- [Task requirements]: Give back every entry precisely as written, without any of the images.

━━ Given data

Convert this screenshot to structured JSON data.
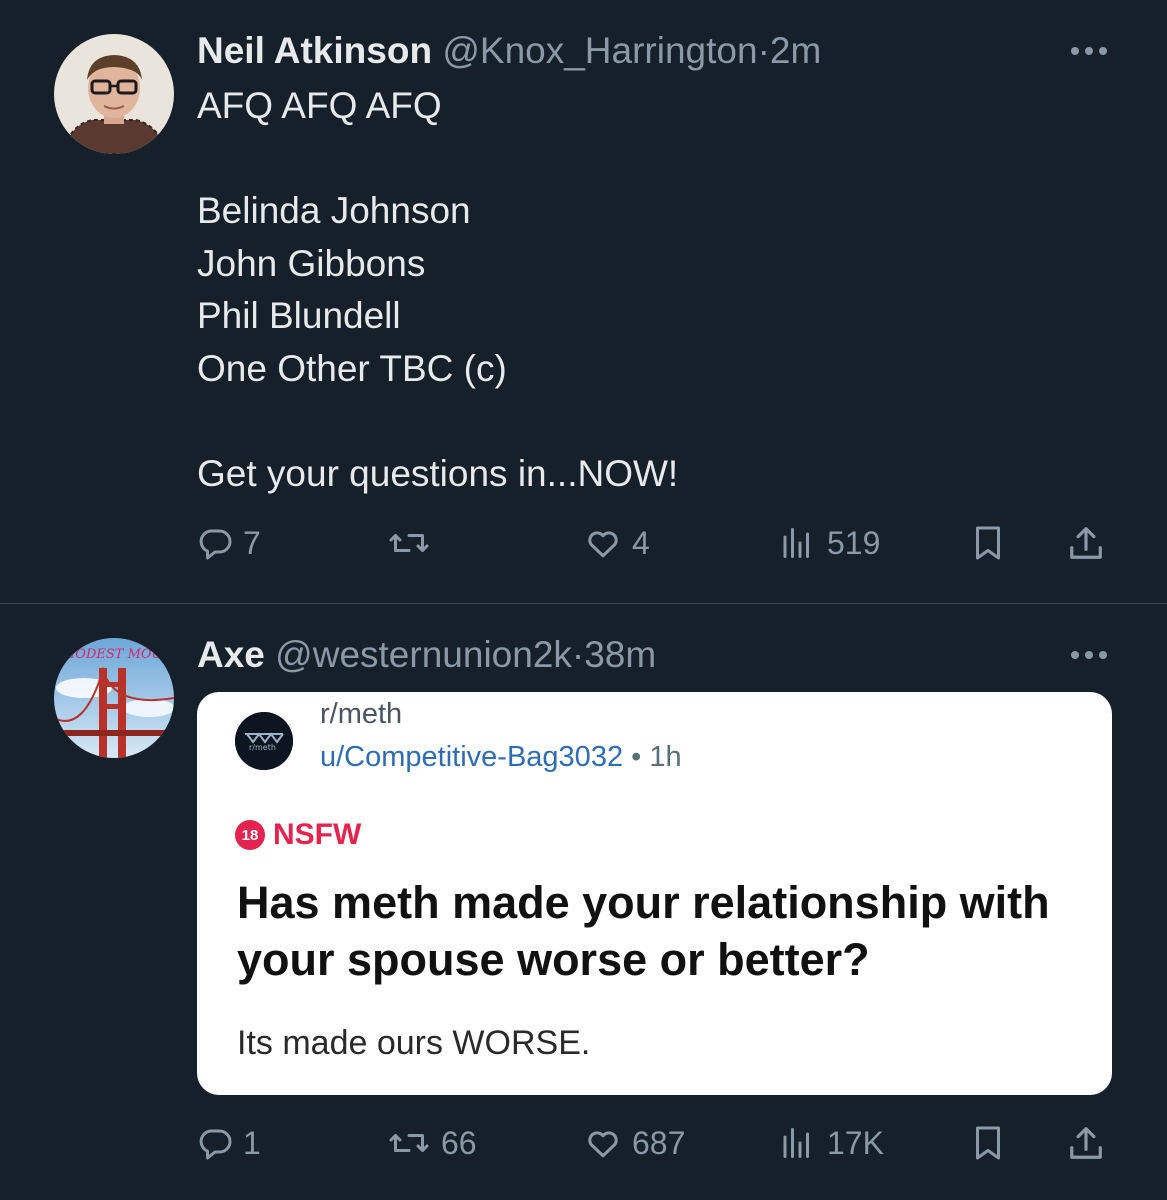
{
  "colors": {
    "background": "#15202b",
    "text_primary": "#e7e9ea",
    "text_secondary": "#8b98a5",
    "divider": "#38444d",
    "reddit_link": "#2e6db4",
    "nsfw": "#e4244f"
  },
  "tweets": [
    {
      "display_name": "Neil Atkinson",
      "handle": "@Knox_Harrington",
      "separator": "·",
      "time": "2m",
      "text": "AFQ AFQ AFQ\n\nBelinda Johnson\nJohn Gibbons\nPhil Blundell\nOne Other TBC (c)\n\nGet your questions in...NOW!",
      "replies": "7",
      "retweets": "",
      "likes": "4",
      "views": "519",
      "icons": [
        "reply-icon",
        "retweet-icon",
        "like-icon",
        "views-icon",
        "bookmark-icon",
        "share-icon",
        "more-icon"
      ]
    },
    {
      "display_name": "Axe",
      "handle": "@westernunion2k",
      "separator": "·",
      "time": "38m",
      "avatar_text": "MODEST MOUSE",
      "replies": "1",
      "retweets": "66",
      "likes": "687",
      "views": "17K",
      "media": {
        "type": "reddit-screenshot",
        "subreddit": "r/meth",
        "subreddit_icon_text": "r/meth",
        "username": "u/Competitive-Bag3032",
        "separator": "•",
        "time": "1h",
        "nsfw_badge": "18",
        "nsfw_label": "NSFW",
        "title": "Has meth made your relationship with\nyour spouse worse or better?",
        "body": "Its made ours WORSE."
      }
    }
  ]
}
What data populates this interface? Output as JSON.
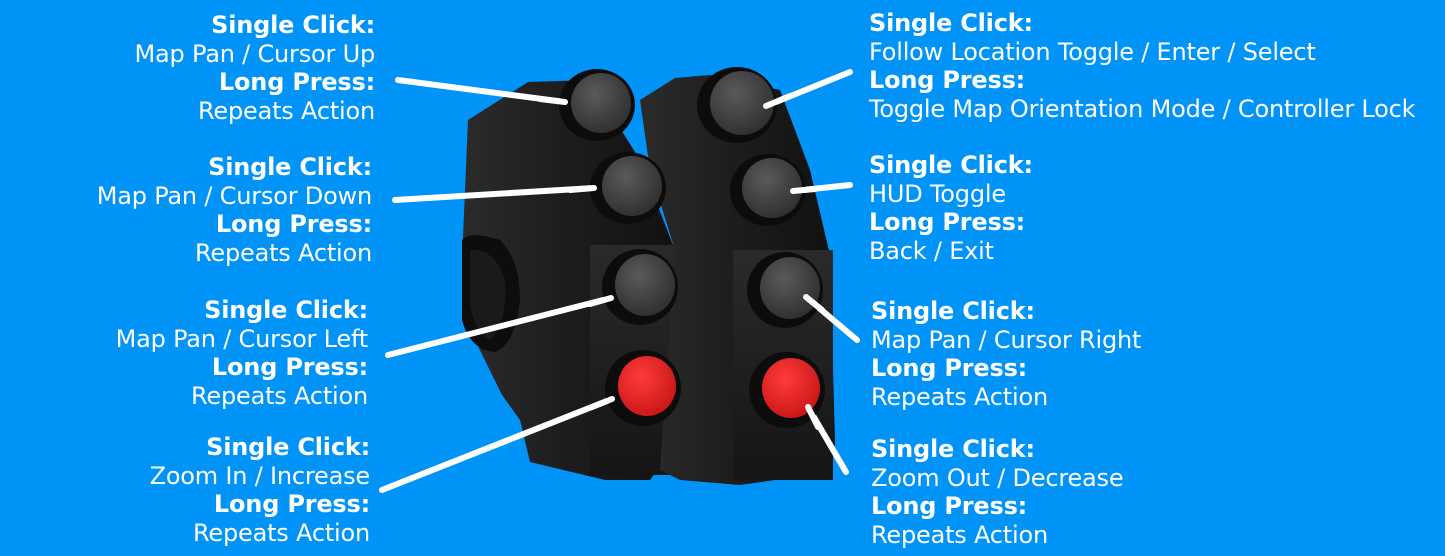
{
  "colors": {
    "background": "#0094f8",
    "text": "#ffffff",
    "leader_line": "#ffffff",
    "button_dark": "#3a3a3a",
    "button_red": "#e21b1b",
    "housing": "#222222"
  },
  "buttons": {
    "left": [
      {
        "id": "left-1",
        "single_click_heading": "Single Click:",
        "single_click_action": "Map Pan / Cursor Up",
        "long_press_heading": "Long Press:",
        "long_press_action": "Repeats Action",
        "cap_color": "dark"
      },
      {
        "id": "left-2",
        "single_click_heading": "Single Click:",
        "single_click_action": "Map Pan / Cursor Down",
        "long_press_heading": "Long Press:",
        "long_press_action": "Repeats Action",
        "cap_color": "dark"
      },
      {
        "id": "left-3",
        "single_click_heading": "Single Click:",
        "single_click_action": "Map Pan / Cursor Left",
        "long_press_heading": "Long Press:",
        "long_press_action": "Repeats Action",
        "cap_color": "dark"
      },
      {
        "id": "left-4",
        "single_click_heading": "Single Click:",
        "single_click_action": "Zoom In / Increase",
        "long_press_heading": "Long Press:",
        "long_press_action": "Repeats Action",
        "cap_color": "red"
      }
    ],
    "right": [
      {
        "id": "right-1",
        "single_click_heading": "Single Click:",
        "single_click_action": "Follow Location Toggle / Enter / Select",
        "long_press_heading": "Long Press:",
        "long_press_action": "Toggle Map Orientation Mode / Controller Lock",
        "cap_color": "dark"
      },
      {
        "id": "right-2",
        "single_click_heading": "Single Click:",
        "single_click_action": "HUD Toggle",
        "long_press_heading": "Long Press:",
        "long_press_action": "Back / Exit",
        "cap_color": "dark"
      },
      {
        "id": "right-3",
        "single_click_heading": "Single Click:",
        "single_click_action": "Map Pan / Cursor Right",
        "long_press_heading": "Long Press:",
        "long_press_action": "Repeats Action",
        "cap_color": "dark"
      },
      {
        "id": "right-4",
        "single_click_heading": "Single Click:",
        "single_click_action": "Zoom Out / Decrease",
        "long_press_heading": "Long Press:",
        "long_press_action": "Repeats Action",
        "cap_color": "red"
      }
    ]
  }
}
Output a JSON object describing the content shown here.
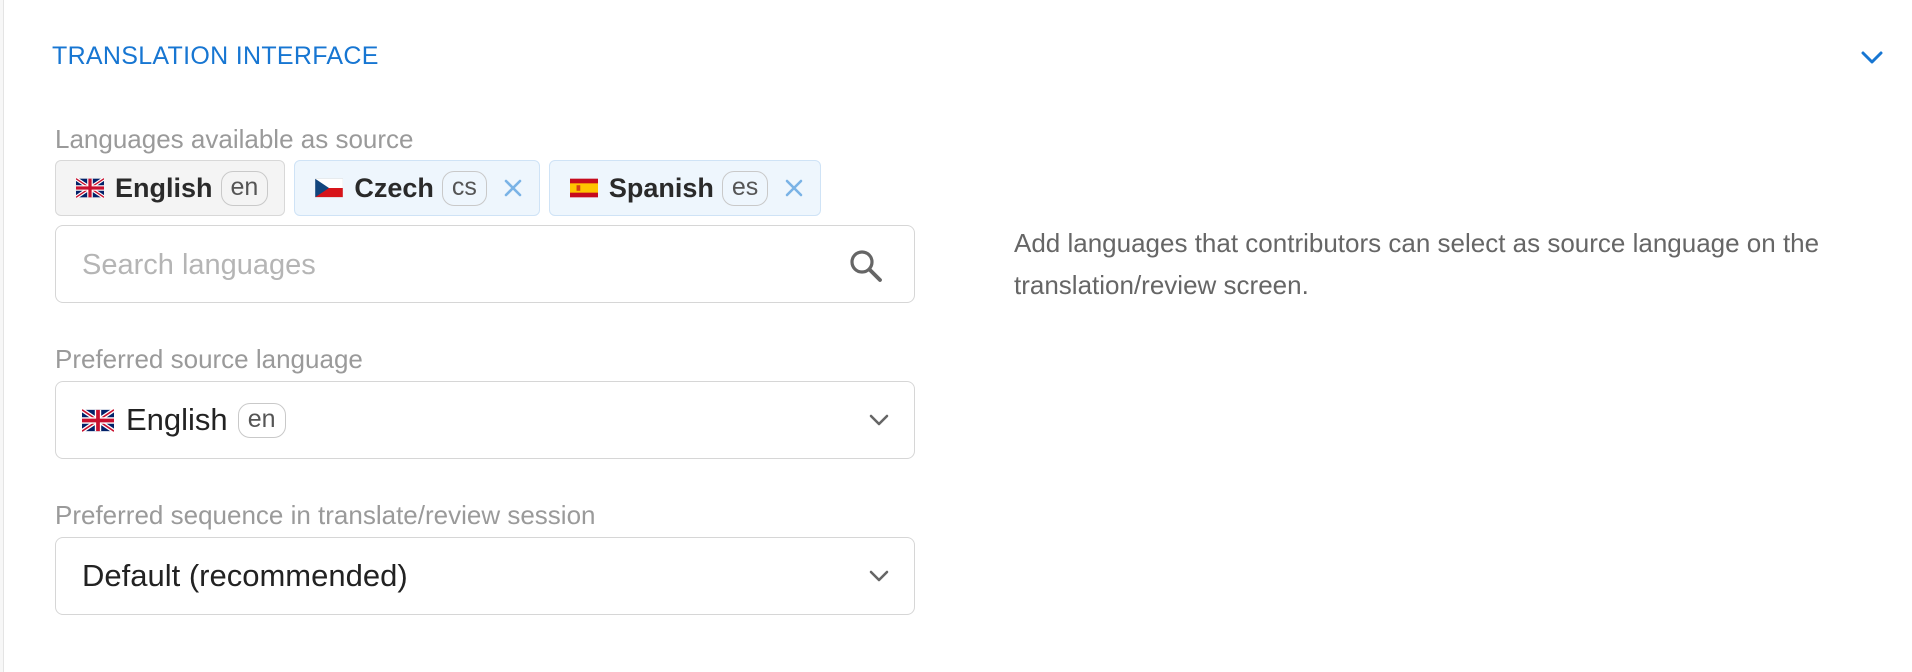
{
  "section": {
    "title": "TRANSLATION INTERFACE",
    "toggle_icon": "chevron-down-icon"
  },
  "source_languages": {
    "label": "Languages available as source",
    "chips": [
      {
        "flag": "uk-flag-icon",
        "name": "English",
        "code": "en",
        "removable": false
      },
      {
        "flag": "czech-flag-icon",
        "name": "Czech",
        "code": "cs",
        "removable": true
      },
      {
        "flag": "spain-flag-icon",
        "name": "Spanish",
        "code": "es",
        "removable": true
      }
    ],
    "search": {
      "value": "",
      "placeholder": "Search languages",
      "icon": "search-icon"
    },
    "help_text": "Add languages that contributors can select as source language on the translation/review screen."
  },
  "preferred_source": {
    "label": "Preferred source language",
    "selected_name": "English",
    "selected_code": "en",
    "selected_flag": "uk-flag-icon"
  },
  "sequence": {
    "label": "Preferred sequence in translate/review session",
    "selected": "Default (recommended)"
  },
  "colors": {
    "accent": "#1776d2",
    "label": "#9a9a9a",
    "removable_chip_bg": "#eef6fd",
    "fixed_chip_bg": "#f4f4f4"
  }
}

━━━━

- [Exercise solution]:
Convert this screenshot to structured JSON data.
{
  "colors": {
    "background": "#15202b",
    "text_primary": "#e7e9ea",
    "text_secondary": "#8b98a5",
    "divider": "#38444d",
    "reddit_link": "#2e6db4",
    "nsfw": "#e4244f"
  },
  "tweets": [
    {
      "display_name": "Neil Atkinson",
      "handle": "@Knox_Harrington",
      "separator": "·",
      "time": "2m",
      "text": "AFQ AFQ AFQ\n\nBelinda Johnson\nJohn Gibbons\nPhil Blundell\nOne Other TBC (c)\n\nGet your questions in...NOW!",
      "replies": "7",
      "retweets": "",
      "likes": "4",
      "views": "519",
      "icons": [
        "reply-icon",
        "retweet-icon",
        "like-icon",
        "views-icon",
        "bookmark-icon",
        "share-icon",
        "more-icon"
      ]
    },
    {
      "display_name": "Axe",
      "handle": "@westernunion2k",
      "separator": "·",
      "time": "38m",
      "avatar_text": "MODEST MOUSE",
      "replies": "1",
      "retweets": "66",
      "likes": "687",
      "views": "17K",
      "media": {
        "type": "reddit-screenshot",
        "subreddit": "r/meth",
        "subreddit_icon_text": "r/meth",
        "username": "u/Competitive-Bag3032",
        "separator": "•",
        "time": "1h",
        "nsfw_badge": "18",
        "nsfw_label": "NSFW",
        "title": "Has meth made your relationship with\nyour spouse worse or better?",
        "body": "Its made ours WORSE."
      }
    }
  ]
}
What data populates this interface? Output as JSON.
{
  "colors": {
    "background": "#0094f8",
    "text": "#ffffff",
    "leader_line": "#ffffff",
    "button_dark": "#3a3a3a",
    "button_red": "#e21b1b",
    "housing": "#222222"
  },
  "buttons": {
    "left": [
      {
        "id": "left-1",
        "single_click_heading": "Single Click:",
        "single_click_action": "Map Pan / Cursor Up",
        "long_press_heading": "Long Press:",
        "long_press_action": "Repeats Action",
        "cap_color": "dark"
      },
      {
        "id": "left-2",
        "single_click_heading": "Single Click:",
        "single_click_action": "Map Pan / Cursor Down",
        "long_press_heading": "Long Press:",
        "long_press_action": "Repeats Action",
        "cap_color": "dark"
      },
      {
        "id": "left-3",
        "single_click_heading": "Single Click:",
        "single_click_action": "Map Pan / Cursor Left",
        "long_press_heading": "Long Press:",
        "long_press_action": "Repeats Action",
        "cap_color": "dark"
      },
      {
        "id": "left-4",
        "single_click_heading": "Single Click:",
        "single_click_action": "Zoom In / Increase",
        "long_press_heading": "Long Press:",
        "long_press_action": "Repeats Action",
        "cap_color": "red"
      }
    ],
    "right": [
      {
        "id": "right-1",
        "single_click_heading": "Single Click:",
        "single_click_action": "Follow Location Toggle / Enter / Select",
        "long_press_heading": "Long Press:",
        "long_press_action": "Toggle Map Orientation Mode / Controller Lock",
        "cap_color": "dark"
      },
      {
        "id": "right-2",
        "single_click_heading": "Single Click:",
        "single_click_action": "HUD Toggle",
        "long_press_heading": "Long Press:",
        "long_press_action": "Back / Exit",
        "cap_color": "dark"
      },
      {
        "id": "right-3",
        "single_click_heading": "Single Click:",
        "single_click_action": "Map Pan / Cursor Right",
        "long_press_heading": "Long Press:",
        "long_press_action": "Repeats Action",
        "cap_color": "dark"
      },
      {
        "id": "right-4",
        "single_click_heading": "Single Click:",
        "single_click_action": "Zoom Out / Decrease",
        "long_press_heading": "Long Press:",
        "long_press_action": "Repeats Action",
        "cap_color": "red"
      }
    ]
  }
}
Output a JSON object describing the content shown here.
{
  "section": {
    "title": "TRANSLATION INTERFACE",
    "toggle_icon": "chevron-down-icon"
  },
  "source_languages": {
    "label": "Languages available as source",
    "chips": [
      {
        "flag": "uk-flag-icon",
        "name": "English",
        "code": "en",
        "removable": false
      },
      {
        "flag": "czech-flag-icon",
        "name": "Czech",
        "code": "cs",
        "removable": true
      },
      {
        "flag": "spain-flag-icon",
        "name": "Spanish",
        "code": "es",
        "removable": true
      }
    ],
    "search": {
      "value": "",
      "placeholder": "Search languages",
      "icon": "search-icon"
    },
    "help_text": "Add languages that contributors can select as source language on the translation/review screen."
  },
  "preferred_source": {
    "label": "Preferred source language",
    "selected_name": "English",
    "selected_code": "en",
    "selected_flag": "uk-flag-icon"
  },
  "sequence": {
    "label": "Preferred sequence in translate/review session",
    "selected": "Default (recommended)"
  },
  "colors": {
    "accent": "#1776d2",
    "label": "#9a9a9a",
    "removable_chip_bg": "#eef6fd",
    "fixed_chip_bg": "#f4f4f4"
  }
}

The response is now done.